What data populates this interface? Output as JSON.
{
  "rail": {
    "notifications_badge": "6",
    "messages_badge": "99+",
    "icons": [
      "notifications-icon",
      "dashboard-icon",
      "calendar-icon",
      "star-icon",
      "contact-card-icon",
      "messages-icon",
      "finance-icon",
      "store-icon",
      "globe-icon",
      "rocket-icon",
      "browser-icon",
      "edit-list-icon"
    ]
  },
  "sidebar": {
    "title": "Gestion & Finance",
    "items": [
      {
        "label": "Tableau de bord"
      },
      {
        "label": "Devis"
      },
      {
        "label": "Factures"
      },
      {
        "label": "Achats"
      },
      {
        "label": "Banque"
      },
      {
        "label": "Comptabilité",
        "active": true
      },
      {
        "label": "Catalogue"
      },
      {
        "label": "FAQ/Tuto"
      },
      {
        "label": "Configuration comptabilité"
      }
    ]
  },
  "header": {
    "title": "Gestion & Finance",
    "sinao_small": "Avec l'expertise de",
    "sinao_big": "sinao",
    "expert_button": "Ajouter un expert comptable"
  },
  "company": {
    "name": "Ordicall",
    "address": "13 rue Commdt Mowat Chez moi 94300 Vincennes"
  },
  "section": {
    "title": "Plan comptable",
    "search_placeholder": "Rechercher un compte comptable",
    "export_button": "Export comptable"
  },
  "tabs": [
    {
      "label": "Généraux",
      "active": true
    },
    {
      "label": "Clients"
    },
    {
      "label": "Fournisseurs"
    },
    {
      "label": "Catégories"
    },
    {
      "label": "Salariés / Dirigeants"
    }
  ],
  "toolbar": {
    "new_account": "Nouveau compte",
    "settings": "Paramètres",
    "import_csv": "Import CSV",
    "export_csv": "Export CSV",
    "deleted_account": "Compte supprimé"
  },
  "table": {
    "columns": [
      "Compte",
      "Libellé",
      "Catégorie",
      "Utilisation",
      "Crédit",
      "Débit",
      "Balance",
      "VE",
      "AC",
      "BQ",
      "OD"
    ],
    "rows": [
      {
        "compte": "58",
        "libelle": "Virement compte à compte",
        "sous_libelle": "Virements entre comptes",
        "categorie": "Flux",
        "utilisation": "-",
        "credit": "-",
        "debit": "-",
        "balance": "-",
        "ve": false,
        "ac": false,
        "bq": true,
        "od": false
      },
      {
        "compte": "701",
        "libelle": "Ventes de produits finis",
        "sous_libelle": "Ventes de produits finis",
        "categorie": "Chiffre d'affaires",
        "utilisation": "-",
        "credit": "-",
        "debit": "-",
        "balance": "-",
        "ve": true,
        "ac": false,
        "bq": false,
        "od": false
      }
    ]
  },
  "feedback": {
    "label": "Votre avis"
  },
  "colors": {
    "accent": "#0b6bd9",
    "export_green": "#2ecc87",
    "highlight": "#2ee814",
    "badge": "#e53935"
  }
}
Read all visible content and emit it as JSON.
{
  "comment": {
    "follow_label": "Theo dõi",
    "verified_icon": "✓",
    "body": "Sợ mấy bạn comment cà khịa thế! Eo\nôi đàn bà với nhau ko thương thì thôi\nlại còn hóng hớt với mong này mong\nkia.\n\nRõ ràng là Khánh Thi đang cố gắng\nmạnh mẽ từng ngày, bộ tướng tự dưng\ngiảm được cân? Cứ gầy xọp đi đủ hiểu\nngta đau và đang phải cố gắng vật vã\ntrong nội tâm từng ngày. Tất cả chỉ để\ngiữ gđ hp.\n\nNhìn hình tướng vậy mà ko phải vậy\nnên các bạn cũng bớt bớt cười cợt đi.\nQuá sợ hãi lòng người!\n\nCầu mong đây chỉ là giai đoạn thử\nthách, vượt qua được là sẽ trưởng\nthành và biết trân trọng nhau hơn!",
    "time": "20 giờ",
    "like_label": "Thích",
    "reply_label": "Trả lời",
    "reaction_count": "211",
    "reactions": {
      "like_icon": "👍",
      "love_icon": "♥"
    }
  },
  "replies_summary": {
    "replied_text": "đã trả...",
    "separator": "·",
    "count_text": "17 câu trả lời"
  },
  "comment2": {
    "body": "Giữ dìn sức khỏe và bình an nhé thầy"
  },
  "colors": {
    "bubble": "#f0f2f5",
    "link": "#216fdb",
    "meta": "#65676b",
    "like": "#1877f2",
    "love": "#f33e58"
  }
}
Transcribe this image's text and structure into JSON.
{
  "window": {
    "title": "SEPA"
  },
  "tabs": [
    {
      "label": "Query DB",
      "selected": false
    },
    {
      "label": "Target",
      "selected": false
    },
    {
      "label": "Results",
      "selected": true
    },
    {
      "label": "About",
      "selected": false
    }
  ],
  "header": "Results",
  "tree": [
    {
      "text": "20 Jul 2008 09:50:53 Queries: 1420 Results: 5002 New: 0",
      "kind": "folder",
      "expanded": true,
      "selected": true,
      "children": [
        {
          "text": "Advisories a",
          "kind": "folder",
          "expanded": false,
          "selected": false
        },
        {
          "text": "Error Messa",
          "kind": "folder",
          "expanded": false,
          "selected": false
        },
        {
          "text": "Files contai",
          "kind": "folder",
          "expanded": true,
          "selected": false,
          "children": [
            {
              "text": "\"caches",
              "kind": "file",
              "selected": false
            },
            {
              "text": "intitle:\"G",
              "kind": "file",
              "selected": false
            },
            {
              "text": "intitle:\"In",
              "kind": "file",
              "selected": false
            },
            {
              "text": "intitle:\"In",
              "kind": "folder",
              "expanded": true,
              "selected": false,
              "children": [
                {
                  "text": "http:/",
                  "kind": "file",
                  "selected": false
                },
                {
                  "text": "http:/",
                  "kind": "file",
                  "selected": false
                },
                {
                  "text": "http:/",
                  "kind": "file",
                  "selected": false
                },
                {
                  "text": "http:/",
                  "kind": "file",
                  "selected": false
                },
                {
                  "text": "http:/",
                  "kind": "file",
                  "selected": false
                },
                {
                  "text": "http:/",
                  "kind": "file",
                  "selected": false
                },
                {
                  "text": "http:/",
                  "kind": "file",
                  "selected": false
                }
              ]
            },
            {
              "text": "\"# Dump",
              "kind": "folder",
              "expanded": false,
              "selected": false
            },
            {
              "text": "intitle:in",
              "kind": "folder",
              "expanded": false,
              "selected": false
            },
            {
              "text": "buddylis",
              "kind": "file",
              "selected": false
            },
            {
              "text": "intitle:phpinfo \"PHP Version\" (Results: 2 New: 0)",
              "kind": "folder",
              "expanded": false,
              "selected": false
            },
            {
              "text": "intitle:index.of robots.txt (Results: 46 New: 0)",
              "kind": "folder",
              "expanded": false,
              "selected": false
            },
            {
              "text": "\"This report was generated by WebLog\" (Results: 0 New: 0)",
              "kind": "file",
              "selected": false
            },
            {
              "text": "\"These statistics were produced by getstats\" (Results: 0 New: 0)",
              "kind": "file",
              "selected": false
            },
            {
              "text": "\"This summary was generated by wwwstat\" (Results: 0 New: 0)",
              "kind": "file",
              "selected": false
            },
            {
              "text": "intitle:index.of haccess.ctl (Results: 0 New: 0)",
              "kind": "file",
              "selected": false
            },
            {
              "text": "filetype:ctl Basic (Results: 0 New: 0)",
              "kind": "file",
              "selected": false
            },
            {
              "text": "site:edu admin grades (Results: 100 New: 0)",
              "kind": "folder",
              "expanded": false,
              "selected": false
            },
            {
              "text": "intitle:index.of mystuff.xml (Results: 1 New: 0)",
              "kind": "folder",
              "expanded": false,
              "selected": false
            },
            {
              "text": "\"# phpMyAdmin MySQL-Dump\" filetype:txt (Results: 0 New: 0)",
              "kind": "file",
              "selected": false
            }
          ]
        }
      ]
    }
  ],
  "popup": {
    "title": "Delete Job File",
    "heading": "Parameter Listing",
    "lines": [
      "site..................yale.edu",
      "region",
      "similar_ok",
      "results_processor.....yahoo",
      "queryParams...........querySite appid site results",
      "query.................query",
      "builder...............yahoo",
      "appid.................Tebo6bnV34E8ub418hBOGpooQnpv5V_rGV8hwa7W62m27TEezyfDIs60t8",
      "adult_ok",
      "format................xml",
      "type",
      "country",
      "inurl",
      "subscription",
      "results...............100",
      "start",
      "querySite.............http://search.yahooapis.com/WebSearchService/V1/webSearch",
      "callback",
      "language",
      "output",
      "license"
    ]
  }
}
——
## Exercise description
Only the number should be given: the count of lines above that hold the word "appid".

## Exercise response
2